October 25, 2002
Corporate Governance Now Rated by Mainstream Investment Research Firms
by William Baue
Mainstream investment research firms are now evaluating corporate governance as a potential
indicator of stock valuation.
Besides eliciting abundant media coverage, the corporate governance scandals at Enron, WorldCom,
and elsewhere have spurred mainstream investors to evaluate the corporate governance performance of
their current and prospective investments. Mainstream investors are joining with socially
responsible investors in the understanding that corporate governance is a potential correlate of
stock valuation. In response to the increase in demand for corporate governance evaluations, some
mainstream investment research firms are now developing corporate governance rating services.
Mainstream firms are also incorporating corporate governance into their existing rating systems.
Last week, the New York-based investment research firm Standard and Poors (S&P) announced their new
multi-faceted approach to assessing corporate governance performance. S&P launched a U.S.
Governance Services Unit, with a staff of about 15 people, that offers three services. The
Corporate Governance Score, as the name implies, assesses companies' corporate governance
performance for investors. The Corporate Governance Evaluation Service confidentially diagnoses
corporate governance for companies. The Corporate Governance Customized Research tailors research
for investors, companies, regulators, or other organizations.
"To underscore our
commitment to corporate governance, starting this year, Standard and Poor's will produce an annual
assessment--a report card--that examines how well U.S. and other companies perform the very basic
task of disclosing a wide range of information that is required reading for serious investors,"
said S&P President Leo C. O'Neill. "This will complement our more in-depth interactive corporate
governance scoring service."
In conjunction with the launch of the new service, S&P
released a white paper entitled Global Transparency and Disclosure: Overview of Methodology and
Study Results' United States. The study, which focused on S&P 500 companies, evaluated 98
transparency and disclosure (T&D) items in three categories: ownership structure and investor
rights, financial transparency and information disclosure, and board and management structure and
process. This assessment resulted in companies receiving a rating of between 1 and 10, with 10
representing the greatest transparency and disclosure.
The study found a wide
discrepancy between the T&D on annual reports and the composite T&D found in all publicly available
filings. In addition to annual reports, evaluations in the composite category include information
from proxy statements and 10-K forms. The 10-K form is the U.S. Securities and Exchange Commission
(SEC) required filing for comprehensive disclosure of corporate financial and nonfinancial
Of importance to investors, the study correlates greater T&D, both in
annual reports and in composite disclosures, with lower market risk and higher stock valuations.
"In addition, companies with higher T&D
rankings based on annual reports alone tend to have higher price-to-book ratios," the study states.
"These correlations are significant because they suggest that the market pays a premium for
companies that provide more information in their annual reports than is required by regulation,"
the study later concludes.
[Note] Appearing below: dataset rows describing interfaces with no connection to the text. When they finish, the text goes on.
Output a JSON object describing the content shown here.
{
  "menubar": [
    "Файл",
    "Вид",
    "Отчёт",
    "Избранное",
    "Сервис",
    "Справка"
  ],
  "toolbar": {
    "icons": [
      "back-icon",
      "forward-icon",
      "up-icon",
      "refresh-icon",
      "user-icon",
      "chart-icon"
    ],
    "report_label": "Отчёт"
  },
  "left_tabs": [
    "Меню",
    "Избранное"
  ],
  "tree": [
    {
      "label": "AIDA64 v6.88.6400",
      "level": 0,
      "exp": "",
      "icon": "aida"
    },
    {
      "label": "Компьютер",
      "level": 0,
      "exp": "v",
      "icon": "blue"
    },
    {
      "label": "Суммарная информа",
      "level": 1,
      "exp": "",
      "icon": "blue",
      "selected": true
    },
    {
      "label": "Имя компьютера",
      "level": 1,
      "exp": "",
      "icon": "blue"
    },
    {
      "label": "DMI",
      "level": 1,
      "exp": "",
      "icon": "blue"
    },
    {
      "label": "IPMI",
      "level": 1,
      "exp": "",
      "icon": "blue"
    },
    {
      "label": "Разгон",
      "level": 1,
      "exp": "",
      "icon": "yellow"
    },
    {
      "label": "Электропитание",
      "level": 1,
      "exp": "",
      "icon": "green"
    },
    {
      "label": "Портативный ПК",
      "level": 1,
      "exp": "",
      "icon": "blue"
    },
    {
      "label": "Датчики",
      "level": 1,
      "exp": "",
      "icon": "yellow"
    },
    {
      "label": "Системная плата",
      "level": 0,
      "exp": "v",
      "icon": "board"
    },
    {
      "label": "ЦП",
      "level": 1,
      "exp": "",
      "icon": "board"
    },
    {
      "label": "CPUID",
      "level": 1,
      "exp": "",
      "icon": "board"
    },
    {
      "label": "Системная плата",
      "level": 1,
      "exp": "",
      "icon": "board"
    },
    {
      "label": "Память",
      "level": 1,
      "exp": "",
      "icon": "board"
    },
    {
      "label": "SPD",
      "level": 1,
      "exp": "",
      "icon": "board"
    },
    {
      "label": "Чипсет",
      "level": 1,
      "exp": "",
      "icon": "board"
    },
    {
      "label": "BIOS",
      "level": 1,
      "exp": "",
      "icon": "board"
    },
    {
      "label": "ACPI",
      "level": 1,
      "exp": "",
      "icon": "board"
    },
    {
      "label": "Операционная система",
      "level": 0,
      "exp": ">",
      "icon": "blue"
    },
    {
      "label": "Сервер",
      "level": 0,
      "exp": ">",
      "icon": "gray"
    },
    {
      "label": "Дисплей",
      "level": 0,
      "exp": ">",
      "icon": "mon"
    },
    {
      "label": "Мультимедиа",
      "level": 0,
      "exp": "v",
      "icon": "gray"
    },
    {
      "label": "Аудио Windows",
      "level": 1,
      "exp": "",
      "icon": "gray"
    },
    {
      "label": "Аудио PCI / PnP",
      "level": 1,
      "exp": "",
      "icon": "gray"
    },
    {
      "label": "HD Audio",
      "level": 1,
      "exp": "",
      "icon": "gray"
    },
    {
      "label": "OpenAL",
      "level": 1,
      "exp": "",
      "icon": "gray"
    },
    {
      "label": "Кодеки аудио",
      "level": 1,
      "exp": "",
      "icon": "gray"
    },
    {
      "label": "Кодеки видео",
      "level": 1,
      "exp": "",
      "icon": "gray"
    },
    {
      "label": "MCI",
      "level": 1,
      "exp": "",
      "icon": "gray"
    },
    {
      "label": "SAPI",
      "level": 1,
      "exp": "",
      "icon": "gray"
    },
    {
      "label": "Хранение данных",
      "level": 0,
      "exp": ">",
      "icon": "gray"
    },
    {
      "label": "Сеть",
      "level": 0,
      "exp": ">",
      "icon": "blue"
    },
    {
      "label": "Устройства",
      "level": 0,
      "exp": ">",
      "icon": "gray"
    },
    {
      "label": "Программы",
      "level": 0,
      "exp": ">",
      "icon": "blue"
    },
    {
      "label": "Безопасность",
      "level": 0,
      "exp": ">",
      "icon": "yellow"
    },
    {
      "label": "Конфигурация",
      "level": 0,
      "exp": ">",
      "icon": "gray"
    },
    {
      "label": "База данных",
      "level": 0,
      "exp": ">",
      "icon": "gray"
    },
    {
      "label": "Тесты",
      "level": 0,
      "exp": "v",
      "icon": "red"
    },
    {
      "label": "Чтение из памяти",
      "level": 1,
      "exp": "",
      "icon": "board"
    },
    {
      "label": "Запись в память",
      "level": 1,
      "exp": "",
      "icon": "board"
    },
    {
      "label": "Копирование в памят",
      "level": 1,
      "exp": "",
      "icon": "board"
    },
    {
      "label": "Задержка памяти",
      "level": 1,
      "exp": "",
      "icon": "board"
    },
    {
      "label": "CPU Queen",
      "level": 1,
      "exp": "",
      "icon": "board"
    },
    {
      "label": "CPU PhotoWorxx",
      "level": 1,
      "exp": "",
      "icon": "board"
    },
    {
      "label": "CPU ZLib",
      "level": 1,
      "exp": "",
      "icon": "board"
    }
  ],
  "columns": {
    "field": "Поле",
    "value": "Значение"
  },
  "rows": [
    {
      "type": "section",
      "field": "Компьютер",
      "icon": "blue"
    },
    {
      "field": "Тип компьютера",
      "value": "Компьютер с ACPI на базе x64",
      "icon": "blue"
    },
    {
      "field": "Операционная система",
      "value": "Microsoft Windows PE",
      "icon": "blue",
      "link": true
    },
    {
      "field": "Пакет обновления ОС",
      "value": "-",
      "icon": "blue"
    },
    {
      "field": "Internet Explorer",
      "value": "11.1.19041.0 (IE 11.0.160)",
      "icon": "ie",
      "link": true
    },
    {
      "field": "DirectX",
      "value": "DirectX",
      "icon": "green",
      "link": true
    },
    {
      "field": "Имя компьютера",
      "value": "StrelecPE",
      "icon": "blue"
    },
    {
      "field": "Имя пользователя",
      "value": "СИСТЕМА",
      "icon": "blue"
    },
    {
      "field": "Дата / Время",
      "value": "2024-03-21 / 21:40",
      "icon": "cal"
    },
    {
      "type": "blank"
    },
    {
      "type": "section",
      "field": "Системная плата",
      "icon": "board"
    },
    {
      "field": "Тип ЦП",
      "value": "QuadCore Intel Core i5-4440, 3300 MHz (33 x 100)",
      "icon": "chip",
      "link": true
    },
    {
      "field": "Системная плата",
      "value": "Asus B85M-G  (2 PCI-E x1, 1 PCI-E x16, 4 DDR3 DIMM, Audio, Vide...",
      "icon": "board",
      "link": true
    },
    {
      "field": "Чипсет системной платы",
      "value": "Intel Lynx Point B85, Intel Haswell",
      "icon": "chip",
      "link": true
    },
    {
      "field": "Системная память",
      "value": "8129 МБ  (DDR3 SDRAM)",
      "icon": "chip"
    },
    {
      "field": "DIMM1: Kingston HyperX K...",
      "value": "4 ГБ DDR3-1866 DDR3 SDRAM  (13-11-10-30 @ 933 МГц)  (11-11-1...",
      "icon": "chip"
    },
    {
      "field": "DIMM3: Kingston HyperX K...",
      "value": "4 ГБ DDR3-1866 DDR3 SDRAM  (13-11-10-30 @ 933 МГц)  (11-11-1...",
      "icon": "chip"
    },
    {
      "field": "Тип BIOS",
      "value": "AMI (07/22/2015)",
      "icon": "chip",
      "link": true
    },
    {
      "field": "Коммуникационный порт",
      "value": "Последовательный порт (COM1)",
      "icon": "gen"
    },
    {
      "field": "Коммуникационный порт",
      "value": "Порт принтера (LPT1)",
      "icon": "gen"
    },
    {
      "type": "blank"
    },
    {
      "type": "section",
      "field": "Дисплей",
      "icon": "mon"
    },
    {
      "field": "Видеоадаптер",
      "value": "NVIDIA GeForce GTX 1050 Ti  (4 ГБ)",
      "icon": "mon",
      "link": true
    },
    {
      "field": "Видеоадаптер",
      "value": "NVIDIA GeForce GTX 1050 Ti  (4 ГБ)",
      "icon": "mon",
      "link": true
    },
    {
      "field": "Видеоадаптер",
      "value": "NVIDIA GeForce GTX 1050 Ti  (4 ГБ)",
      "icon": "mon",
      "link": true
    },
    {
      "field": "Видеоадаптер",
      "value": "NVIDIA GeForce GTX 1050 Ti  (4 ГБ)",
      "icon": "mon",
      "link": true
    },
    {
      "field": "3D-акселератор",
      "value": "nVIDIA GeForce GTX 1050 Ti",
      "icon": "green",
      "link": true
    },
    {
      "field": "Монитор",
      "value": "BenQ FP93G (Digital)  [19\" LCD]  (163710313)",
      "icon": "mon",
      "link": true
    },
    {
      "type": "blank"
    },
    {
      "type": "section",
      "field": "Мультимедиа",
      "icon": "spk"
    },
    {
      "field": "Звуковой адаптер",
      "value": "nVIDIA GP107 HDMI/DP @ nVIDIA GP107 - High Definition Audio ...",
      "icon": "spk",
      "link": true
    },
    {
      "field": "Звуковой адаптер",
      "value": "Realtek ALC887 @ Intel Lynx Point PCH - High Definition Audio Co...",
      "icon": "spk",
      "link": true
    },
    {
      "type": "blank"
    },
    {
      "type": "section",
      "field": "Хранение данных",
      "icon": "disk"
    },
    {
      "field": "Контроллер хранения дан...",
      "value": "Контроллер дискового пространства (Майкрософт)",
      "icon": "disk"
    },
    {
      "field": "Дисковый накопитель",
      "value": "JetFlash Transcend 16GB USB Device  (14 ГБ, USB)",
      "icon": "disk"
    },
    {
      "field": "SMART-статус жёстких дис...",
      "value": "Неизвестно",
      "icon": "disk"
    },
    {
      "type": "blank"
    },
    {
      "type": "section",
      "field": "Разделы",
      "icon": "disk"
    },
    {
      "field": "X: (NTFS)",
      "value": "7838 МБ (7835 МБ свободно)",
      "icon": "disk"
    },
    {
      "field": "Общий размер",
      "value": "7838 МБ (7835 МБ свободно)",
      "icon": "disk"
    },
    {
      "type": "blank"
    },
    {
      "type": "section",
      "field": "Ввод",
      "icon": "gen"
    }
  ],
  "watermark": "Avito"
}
The New York-based credit rating agency Moody's Investors Service is approaching the issue in way that is
slightly different from S&P's approach. Moody's is overhauling the corporate governance assessment
in its existing ratings. Earlier this month, the firm hired Kenneth Bertsch to serve as director
of corporate governance, a position he held at TIAA-CREF.
"[Moody's has] no current
plans to introduce a corporate governance rating tool as such," Mr. Bertsch told SocialFunds.com.
"Our immediate goal, and the purpose for which I was hired, is to improve systematic consideration
of corporate governance in core credit ratings and to do research on red flags for potential
Chicago-based Morningstar, a global investment research firm, has yet to
jump on the corporate governance rating bandwagon.
"We analyze socially responsible
funds, but we don't have any [corporate governance] rating tools in place for individual
companies," said Kathy Habiger of Morningstar Corporate Communications.
month, the Investor Responsibility Research
Center (IRRC), an investment research firm geared toward corporate governance issues, announced
its plans to launch an objective corporate governance rating tool.
investment (SRI) firms have long assessed corporate governance in their purchasing decisions.
However, even the SRI community is reconsidering the way it assesses corporate governance, with
some firms, such as the Calvert Group,
choosing to establish a separate screen for corporate governance.
As more investors
evaluate corporate governance when purchasing stocks and mutual funds, companies may feel the
pressure to pay closer attention to their policies and practices. It remains to be seen whether
placing corporate governance under the microscope will actually improve the way companies operate.